ACTION ITEM. Return the records below exactly, leaving nothing out.

(MATERIAL TO PROCESS begins)

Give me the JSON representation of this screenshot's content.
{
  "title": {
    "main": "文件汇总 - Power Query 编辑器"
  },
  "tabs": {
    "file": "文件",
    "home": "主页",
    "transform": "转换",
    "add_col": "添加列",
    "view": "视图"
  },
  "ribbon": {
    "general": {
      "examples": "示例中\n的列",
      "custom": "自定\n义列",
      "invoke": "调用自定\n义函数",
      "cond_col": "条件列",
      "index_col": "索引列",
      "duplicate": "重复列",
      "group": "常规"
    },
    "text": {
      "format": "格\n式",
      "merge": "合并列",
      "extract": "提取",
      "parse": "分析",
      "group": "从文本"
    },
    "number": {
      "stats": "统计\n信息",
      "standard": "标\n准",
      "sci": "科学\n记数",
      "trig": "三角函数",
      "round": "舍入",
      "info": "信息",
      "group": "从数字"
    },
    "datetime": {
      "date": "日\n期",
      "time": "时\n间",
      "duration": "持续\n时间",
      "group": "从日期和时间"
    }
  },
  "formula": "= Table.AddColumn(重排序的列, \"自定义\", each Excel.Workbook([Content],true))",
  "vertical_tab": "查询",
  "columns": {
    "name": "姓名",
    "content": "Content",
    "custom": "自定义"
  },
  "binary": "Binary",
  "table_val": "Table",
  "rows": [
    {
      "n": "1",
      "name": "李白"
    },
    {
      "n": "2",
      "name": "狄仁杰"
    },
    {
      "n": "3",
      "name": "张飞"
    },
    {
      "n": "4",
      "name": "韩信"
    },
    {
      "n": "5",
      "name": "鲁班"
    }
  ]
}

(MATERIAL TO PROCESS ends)

ANSWER TO THIS PROBLEM.
Give me the JSON representation of this screenshot's content.
{
  "title": {
    "main": "文件汇总 - Power Query 编辑器"
  },
  "tabs": {
    "file": "文件",
    "home": "主页",
    "transform": "转换",
    "add_col": "添加列",
    "view": "视图"
  },
  "ribbon": {
    "general": {
      "examples": "示例中\n的列",
      "custom": "自定\n义列",
      "invoke": "调用自定\n义函数",
      "cond_col": "条件列",
      "index_col": "索引列",
      "duplicate": "重复列",
      "group": "常规"
    },
    "text": {
      "format": "格\n式",
      "merge": "合并列",
      "extract": "提取",
      "parse": "分析",
      "group": "从文本"
    },
    "number": {
      "stats": "统计\n信息",
      "standard": "标\n准",
      "sci": "科学\n记数",
      "trig": "三角函数",
      "round": "舍入",
      "info": "信息",
      "group": "从数字"
    },
    "datetime": {
      "date": "日\n期",
      "time": "时\n间",
      "duration": "持续\n时间",
      "group": "从日期和时间"
    }
  },
  "formula": "= Table.AddColumn(重排序的列, \"自定义\", each Excel.Workbook([Content],true))",
  "vertical_tab": "查询",
  "columns": {
    "name": "姓名",
    "content": "Content",
    "custom": "自定义"
  },
  "binary": "Binary",
  "table_val": "Table",
  "rows": [
    {
      "n": "1",
      "name": "李白"
    },
    {
      "n": "2",
      "name": "狄仁杰"
    },
    {
      "n": "3",
      "name": "张飞"
    },
    {
      "n": "4",
      "name": "韩信"
    },
    {
      "n": "5",
      "name": "鲁班"
    }
  ]
}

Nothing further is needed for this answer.